07 July 2009

After a long period underground, Ubisoft’s Splinter Cell: Conviction emerged at E3 substantially different to its previous incarnations. And whilst I, for one, am grateful for the removal of Sam Fisher’s trampy hairdo, the new feature that got me really, really excited seems to have passed with relatively little fanfare. Here it is:

Mission objectives – or, at least, reminders thereof – written into the environment, mapped over space, appearing to the player along; subjective and stylistic, but never part of a HUD. It’s classy and striking, and not something people are playing with in games nearly enough. Prior to this, easily my favourite type design in games came from Codemasters’ GRID:

which placed text into the world as first-class 3D objects, and let the player spin and pivot the camera around it, as if to emphasise both its subjectivity and genuine 3D-ness.

But this has been a thing in movies and TV for a while, now. Here’s JJ Abrams’ Fringe:

which even nails the reflections in the water. And, of course, one of the earliest points of reference for this in genuine 3D is David Fincher’s Panic Room:

which, as Ben has pointed out, owes a great debt to Saul Bass’ titles for North by Northwest:

which makes quite a nice list.

10 comments on this entry.

  • Matt | 7 Jul 2009

    Softening us up for AR.

  • MacDara | 8 Jul 2009

    I have to say, I hate the way that titling is done in Cringe. Sorry, Fringe. In fact, it’s one of the things that made me take an instant dislike to the show.

  • Andy Baio | 11 Jul 2009

    Reminds me of the artist Wayne White, who hand-paints text onto the landscapes in thrift store paintings. I wrote about him on Waxy a few years back.

  • Jason Scott | 11 Jul 2009

    Also Grand Theft Auto IV. And the groundbreaking demoscene demo “Debris” (2007).

  • Ben | 11 Jul 2009

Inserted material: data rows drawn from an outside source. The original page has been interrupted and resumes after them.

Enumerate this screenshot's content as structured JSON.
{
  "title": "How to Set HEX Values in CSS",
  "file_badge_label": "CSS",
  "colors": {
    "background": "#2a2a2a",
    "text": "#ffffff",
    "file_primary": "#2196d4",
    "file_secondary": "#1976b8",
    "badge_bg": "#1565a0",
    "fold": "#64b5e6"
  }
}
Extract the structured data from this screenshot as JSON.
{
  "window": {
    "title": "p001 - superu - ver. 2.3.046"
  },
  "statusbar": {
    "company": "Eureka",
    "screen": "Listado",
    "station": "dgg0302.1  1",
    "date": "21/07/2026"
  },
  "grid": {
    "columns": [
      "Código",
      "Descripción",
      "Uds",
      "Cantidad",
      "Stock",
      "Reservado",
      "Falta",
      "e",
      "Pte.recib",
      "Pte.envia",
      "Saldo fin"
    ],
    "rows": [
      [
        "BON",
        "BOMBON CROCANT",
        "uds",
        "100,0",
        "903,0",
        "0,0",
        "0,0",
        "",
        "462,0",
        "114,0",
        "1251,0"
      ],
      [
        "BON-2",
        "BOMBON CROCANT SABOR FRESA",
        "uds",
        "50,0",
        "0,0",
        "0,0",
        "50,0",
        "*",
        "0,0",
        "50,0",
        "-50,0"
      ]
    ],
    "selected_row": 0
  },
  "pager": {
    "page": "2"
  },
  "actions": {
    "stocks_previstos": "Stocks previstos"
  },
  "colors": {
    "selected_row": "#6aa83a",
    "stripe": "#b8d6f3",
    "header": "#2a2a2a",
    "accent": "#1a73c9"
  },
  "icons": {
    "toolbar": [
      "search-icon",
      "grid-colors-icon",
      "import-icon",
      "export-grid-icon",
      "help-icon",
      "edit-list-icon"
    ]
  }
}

    When the typographical singularity happens this is what the world will look like. And it will be great.

  • Matt Carey | 11 Jul 2009

    @MacDara “I have to say, I hate the way that titling is done in Cringe. Sorry, Fringe. In fact, it’s one of the things that made me take an instant dislike to the show.”

    Why do you hate it?

    Sometimes in Fringe the text is static, floating still in space. Others they actually pan the camera through the text, which is really nice.

  • Jim Pierce | 12 Jul 2009

    This technique is becoming very popular in TV promos an movie trailers as well. In a year, we’ll likely all be sick of it.

  • MacDara | 14 Jul 2009

    @Matt Carey “Why do you hate it?”

    I think I hate it (or more accurately, have an instinctive aversion to it) is because it disturbs my suspension of disbelief; I can’t get into the headspace of perceiving the show as ‘reality’ as such when I’m being confronted with 3D elements purporting to be intrinsic to the environment, but that aren’t perceived by the show’s characters.

    By all means it’s not the only thing I don’t like about Fringe (I could rant on like a crazy man for hours about that) but it’s one of the elements that turned me off from the get-go.

    That being said, I’ve got no objection to the concept of ‘text in the world’ itself in other situations (such as the film title sequences noted above) – it just jars for me in the context of a narrative.

  • Lee Benson | 15 Jul 2009

    My Man Godfrey did something similar, only with light-up signs bearing the actor’s names, designed to be real within the space. An interesting starting point, to be sure.

  • Felix | 23 Jul 2009

    Spotted these, seem appropriate;